What you have to do: Look for "from" in the material below and show each line that contains it.

Given records:
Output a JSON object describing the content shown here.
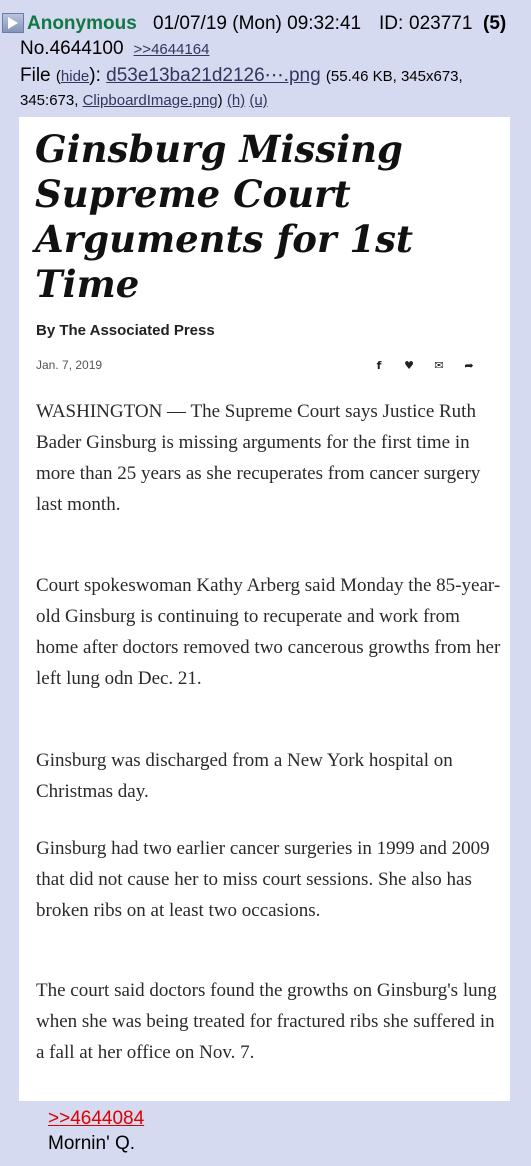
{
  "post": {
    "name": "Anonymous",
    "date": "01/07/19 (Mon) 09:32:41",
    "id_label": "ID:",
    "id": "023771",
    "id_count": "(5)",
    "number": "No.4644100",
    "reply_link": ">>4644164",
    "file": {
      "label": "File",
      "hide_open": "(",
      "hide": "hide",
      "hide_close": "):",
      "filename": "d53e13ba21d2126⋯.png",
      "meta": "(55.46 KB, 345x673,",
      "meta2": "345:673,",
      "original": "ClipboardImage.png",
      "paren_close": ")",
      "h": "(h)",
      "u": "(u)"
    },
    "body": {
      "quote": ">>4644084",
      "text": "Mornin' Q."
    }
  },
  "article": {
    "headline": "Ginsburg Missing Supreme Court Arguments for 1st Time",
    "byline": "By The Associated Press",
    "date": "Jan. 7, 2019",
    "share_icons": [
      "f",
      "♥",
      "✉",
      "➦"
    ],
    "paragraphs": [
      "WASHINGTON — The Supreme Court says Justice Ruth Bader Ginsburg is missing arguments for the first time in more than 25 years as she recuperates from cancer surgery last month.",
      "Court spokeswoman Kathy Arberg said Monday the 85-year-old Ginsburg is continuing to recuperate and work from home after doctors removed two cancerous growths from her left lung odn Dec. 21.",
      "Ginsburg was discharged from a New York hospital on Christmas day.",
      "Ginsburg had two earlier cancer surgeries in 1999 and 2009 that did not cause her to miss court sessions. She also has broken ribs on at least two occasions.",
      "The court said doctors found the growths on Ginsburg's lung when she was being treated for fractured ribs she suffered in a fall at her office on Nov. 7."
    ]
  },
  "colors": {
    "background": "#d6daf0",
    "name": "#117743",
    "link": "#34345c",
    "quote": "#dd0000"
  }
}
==
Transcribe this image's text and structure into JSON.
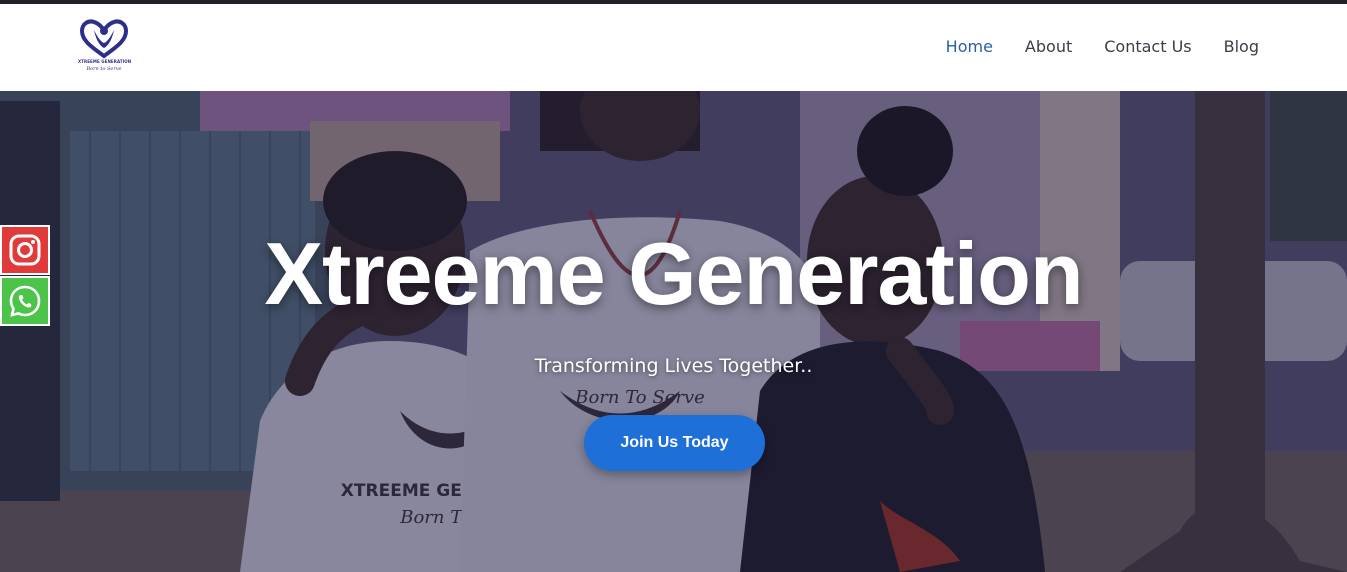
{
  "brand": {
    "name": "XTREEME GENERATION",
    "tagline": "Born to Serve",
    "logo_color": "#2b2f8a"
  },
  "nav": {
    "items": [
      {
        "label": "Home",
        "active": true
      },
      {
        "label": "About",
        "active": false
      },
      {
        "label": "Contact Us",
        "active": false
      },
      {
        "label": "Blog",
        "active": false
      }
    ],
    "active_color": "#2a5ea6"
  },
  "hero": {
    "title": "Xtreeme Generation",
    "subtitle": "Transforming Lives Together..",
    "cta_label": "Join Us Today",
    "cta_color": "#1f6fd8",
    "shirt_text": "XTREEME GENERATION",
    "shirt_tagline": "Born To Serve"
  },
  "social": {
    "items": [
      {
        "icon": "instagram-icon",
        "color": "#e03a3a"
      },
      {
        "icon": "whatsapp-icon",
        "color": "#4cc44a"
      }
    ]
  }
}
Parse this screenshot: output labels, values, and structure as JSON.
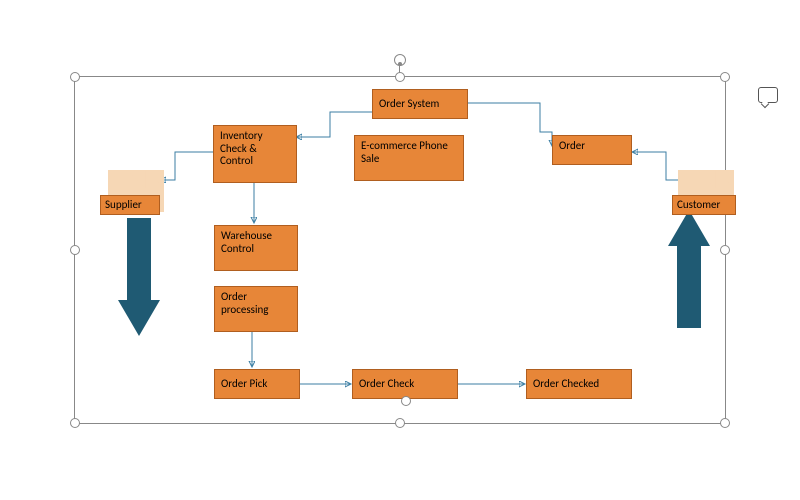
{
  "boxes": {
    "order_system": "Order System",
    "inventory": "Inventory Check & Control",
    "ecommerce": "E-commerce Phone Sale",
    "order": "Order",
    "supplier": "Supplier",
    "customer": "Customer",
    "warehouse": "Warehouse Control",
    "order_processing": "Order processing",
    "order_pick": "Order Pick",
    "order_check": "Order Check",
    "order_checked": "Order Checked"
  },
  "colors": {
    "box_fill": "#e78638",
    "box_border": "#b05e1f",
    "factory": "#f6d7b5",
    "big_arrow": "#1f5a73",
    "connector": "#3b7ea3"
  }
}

Result below:
      "WASHINGTON — The Supreme Court says Justice Ruth Bader Ginsburg is missing arguments for the first time in more than 25 years as she recuperates from cancer surgery last month.",
      "Court spokeswoman Kathy Arberg said Monday the 85-year-old Ginsburg is continuing to recuperate and work from home after doctors removed two cancerous growths from her left lung odn Dec. 21.",
      "Ginsburg was discharged from a New York hospital on Christmas day.",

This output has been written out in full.